Air Force powers up Yokota’s $30 million Super Hercules flight simulator in Tokyo
YOKOTA AIR BASE, Japan — From the outside, the $30 million C-130J Super Hercules flight simulator that opened Monday at the home of U.S. Forces Japan in western Tokyo looks like it would be at home in orbit.
Inside, the high-tech system near Yokota’s runway is laid out like the cockpit of a cargo plane. During simulated flights, a curved mirror reflects five video feeds through the front windows while a hi-fi sound system mimics engine noise and electronic legs tilt the cabin to give those inside the sensation of motion.
The $7 million building that houses the simulator includes facilities to train loadmasters as well as a system that teaches crews to identify threats.
During Monday’s opening ceremony, 374th Airlift Wing commander Col. Andrew Campbell told a group of squadron and group commanders and enlisted leaders that the facility would provide realistic training for 200 personnel.
“No simulator can fully replicate the heat, glare and vibration and stress of an aircraft,” he said, adding that the simulator would allow crews to test themselves again and again.
It will build safety and proficiency for crews and save the Air Force money, Campbell said.
“It costs nearly a half-million dollars a year to send crews back to the States to do simulated training,” he said.
After the facility opened, the 374th Operations Support Squadron assistant director of operations, Maj. Chris Wolff, said crews must practice certain emergency procedures in simulators for safety reasons.

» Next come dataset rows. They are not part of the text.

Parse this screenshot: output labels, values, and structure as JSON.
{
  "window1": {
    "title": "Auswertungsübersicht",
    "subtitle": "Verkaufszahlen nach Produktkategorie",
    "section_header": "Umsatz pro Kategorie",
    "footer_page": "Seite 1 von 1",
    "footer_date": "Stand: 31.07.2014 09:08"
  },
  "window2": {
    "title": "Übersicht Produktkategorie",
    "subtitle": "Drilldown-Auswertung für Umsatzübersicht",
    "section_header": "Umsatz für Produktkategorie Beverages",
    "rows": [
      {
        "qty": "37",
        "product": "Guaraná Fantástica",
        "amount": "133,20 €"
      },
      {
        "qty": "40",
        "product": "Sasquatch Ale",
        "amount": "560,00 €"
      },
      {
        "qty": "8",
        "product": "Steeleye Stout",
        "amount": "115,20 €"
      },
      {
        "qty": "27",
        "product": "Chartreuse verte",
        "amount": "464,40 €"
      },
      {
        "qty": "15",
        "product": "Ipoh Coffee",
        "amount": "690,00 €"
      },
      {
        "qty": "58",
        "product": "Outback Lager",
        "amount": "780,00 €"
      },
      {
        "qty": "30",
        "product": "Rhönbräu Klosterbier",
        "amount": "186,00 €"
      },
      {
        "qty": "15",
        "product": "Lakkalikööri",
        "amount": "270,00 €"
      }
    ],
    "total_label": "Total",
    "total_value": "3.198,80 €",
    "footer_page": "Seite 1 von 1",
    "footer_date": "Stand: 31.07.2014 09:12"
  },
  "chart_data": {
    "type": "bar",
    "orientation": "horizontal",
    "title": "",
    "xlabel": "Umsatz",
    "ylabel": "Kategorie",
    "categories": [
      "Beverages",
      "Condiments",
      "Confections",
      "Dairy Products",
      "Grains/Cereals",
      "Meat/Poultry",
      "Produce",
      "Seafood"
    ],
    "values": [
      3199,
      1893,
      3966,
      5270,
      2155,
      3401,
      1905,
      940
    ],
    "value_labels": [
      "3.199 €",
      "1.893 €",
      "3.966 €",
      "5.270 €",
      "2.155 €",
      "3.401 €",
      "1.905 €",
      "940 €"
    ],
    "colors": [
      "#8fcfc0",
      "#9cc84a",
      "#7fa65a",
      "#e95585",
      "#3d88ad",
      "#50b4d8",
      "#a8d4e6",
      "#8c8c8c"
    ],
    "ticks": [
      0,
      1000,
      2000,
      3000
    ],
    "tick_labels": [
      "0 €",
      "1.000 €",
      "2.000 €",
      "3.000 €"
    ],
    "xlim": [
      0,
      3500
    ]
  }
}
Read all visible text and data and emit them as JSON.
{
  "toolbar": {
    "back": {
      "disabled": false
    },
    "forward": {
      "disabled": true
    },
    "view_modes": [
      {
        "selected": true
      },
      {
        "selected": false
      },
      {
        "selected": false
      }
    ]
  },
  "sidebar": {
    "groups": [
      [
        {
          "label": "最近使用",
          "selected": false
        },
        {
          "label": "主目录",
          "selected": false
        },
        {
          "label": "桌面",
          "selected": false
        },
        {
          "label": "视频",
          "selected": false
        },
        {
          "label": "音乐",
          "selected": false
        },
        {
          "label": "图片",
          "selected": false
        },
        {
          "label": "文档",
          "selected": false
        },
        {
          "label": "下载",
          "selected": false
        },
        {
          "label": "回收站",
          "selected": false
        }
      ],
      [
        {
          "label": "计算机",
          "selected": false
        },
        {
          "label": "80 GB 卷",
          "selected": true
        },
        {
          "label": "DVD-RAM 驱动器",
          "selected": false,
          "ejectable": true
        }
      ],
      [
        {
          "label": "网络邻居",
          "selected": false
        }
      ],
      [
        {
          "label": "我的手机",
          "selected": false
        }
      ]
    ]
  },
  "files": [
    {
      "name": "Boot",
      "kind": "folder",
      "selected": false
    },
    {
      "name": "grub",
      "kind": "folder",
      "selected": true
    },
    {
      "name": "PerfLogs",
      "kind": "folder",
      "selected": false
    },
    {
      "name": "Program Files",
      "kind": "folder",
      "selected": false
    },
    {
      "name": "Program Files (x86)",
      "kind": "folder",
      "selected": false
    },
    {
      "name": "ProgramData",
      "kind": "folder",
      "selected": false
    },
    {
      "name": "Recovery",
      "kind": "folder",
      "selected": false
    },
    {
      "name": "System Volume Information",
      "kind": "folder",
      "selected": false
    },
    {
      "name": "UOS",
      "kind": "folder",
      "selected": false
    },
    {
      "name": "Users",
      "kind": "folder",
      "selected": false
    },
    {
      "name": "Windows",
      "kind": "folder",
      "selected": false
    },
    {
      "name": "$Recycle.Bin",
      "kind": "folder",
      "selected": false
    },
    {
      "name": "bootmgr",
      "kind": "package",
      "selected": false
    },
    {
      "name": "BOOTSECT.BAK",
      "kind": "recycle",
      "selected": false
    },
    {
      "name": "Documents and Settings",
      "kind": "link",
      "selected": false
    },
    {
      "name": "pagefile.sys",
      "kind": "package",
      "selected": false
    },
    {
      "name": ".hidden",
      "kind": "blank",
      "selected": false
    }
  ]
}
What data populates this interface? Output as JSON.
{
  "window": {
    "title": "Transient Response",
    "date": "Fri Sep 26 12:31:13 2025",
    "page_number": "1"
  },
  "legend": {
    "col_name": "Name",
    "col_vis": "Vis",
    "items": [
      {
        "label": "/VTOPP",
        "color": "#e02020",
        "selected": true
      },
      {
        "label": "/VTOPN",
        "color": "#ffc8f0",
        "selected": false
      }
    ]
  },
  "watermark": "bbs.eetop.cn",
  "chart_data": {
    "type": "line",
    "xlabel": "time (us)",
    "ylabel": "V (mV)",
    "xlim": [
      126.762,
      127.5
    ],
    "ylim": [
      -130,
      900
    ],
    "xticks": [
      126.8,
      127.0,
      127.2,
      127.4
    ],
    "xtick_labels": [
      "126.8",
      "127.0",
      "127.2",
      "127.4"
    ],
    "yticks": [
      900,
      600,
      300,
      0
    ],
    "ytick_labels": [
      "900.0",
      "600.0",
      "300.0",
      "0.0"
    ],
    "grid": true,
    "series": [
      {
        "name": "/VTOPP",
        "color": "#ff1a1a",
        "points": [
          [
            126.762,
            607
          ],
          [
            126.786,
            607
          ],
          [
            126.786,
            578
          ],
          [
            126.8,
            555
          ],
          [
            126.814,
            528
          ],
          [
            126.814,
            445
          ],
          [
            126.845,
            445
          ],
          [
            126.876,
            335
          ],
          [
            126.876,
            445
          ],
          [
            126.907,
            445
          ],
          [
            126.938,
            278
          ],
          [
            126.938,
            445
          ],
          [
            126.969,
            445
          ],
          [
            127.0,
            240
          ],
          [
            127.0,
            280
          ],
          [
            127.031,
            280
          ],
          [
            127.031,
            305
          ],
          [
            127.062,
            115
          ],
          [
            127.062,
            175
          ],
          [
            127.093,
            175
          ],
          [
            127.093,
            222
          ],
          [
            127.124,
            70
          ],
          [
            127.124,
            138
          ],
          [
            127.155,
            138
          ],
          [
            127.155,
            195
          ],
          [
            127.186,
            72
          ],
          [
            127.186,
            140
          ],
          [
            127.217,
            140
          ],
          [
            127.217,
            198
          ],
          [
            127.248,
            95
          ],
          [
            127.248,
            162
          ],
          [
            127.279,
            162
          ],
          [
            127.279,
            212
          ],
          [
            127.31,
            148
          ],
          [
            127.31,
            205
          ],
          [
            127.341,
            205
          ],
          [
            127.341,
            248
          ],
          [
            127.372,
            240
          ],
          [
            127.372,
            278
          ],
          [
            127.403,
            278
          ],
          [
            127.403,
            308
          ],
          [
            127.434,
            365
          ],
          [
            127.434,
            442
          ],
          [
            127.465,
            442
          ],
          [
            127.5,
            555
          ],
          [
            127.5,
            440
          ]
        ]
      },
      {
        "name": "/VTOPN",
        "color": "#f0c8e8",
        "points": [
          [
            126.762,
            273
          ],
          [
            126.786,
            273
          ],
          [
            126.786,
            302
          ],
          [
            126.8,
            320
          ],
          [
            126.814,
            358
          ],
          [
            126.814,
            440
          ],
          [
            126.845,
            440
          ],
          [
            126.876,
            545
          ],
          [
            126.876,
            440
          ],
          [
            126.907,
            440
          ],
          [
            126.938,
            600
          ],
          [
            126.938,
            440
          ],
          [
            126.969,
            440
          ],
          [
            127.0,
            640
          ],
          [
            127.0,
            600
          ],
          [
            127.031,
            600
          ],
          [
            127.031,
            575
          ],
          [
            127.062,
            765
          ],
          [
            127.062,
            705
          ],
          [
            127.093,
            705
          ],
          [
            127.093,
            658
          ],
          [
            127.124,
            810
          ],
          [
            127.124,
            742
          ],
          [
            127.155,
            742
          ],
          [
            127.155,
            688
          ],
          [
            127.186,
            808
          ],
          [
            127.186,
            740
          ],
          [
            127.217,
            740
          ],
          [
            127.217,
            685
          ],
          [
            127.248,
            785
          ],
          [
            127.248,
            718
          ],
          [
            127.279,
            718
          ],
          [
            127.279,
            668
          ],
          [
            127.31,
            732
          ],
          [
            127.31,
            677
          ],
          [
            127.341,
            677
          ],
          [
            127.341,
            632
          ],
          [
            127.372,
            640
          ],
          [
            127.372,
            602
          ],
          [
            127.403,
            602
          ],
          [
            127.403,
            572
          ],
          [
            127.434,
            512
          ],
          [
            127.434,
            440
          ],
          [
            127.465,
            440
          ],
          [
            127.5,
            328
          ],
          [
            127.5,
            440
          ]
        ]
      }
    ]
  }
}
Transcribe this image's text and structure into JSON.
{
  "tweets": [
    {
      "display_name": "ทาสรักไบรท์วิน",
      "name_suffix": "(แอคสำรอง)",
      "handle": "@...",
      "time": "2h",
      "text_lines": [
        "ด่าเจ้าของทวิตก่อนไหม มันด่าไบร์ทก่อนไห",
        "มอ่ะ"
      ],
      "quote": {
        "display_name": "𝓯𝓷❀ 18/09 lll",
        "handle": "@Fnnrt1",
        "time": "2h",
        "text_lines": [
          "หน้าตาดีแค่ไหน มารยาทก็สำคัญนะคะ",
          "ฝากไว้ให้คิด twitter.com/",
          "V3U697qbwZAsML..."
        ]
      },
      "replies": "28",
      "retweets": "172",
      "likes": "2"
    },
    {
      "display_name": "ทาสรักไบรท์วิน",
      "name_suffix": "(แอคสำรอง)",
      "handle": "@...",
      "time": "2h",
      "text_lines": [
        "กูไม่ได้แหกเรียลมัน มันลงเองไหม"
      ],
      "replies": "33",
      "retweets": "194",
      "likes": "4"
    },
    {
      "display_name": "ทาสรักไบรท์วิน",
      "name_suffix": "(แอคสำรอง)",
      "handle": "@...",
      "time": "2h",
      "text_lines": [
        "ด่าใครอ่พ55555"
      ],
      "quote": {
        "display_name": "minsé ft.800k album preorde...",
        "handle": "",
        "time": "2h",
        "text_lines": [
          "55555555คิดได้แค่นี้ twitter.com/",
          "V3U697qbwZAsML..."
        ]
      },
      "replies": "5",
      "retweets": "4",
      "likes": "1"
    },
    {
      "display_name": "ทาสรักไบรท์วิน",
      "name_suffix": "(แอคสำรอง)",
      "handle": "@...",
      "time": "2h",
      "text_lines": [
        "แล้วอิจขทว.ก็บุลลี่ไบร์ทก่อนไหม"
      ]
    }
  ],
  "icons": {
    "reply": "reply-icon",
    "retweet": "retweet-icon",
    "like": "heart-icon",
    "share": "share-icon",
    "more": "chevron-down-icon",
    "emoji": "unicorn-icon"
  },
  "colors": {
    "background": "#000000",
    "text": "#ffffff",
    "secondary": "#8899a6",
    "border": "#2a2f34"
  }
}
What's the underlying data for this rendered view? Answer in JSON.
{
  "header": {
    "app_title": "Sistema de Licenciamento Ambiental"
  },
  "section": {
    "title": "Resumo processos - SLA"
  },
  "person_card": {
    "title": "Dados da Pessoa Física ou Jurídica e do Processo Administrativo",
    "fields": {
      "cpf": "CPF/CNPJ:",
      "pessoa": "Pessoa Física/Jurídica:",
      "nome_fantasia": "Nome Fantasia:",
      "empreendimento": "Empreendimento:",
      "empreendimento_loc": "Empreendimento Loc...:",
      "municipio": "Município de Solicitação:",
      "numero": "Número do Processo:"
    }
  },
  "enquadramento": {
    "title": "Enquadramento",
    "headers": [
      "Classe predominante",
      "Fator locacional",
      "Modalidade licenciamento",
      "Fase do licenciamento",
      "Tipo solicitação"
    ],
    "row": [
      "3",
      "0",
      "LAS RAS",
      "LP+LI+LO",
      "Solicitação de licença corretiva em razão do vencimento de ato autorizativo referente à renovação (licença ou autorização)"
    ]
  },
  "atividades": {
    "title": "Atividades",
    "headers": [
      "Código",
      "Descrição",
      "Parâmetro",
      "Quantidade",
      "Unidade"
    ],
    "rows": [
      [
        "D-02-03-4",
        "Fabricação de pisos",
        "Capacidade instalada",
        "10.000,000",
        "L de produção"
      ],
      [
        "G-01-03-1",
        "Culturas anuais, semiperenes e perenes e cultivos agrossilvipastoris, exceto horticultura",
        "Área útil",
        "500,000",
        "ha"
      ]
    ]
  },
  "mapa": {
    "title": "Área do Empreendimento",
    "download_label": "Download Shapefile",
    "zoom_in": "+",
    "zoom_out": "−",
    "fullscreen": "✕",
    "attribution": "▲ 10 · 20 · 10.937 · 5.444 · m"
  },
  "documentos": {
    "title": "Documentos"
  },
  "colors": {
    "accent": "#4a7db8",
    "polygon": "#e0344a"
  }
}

It’s possible to practice landing an aircraft five times in the simulator in the time it would take to land a real aircraft once, he said.
Former Air Force C-130 pilot Chris Miceli, who works for Nova Technologies, the company that provides instruction and maintenance for the simulator, said Monday that he trained on a more basic device in the 1980s.
The Yokota simulator showed the base’s runway complete with Mount Fuji in the background.
The simulator can model air bases all over the world, although some, such as Yokota, have more detail, he said. The models are updated based on photographs and satellite images.
People have flown upside down for fun in a simulator, but they’re mostly used for practicing emergency procedures, such as when hydraulic, electrical or propulsion systems fail, Miceli said. To make things tougher, instructors might set up a device to mimic poor weather.
“The most serious scenario is a four-engine flame out,” he said. “How do you get those engines back in a logical, methodical process?”
The advantage of the simulator is it can be used in all weather conditions and crews can practice as much as they want without risk, Miceli added.
The simulator can be linked to wargames and Yokota crews may participate in some U.S.-based exercises using the simulator, he said.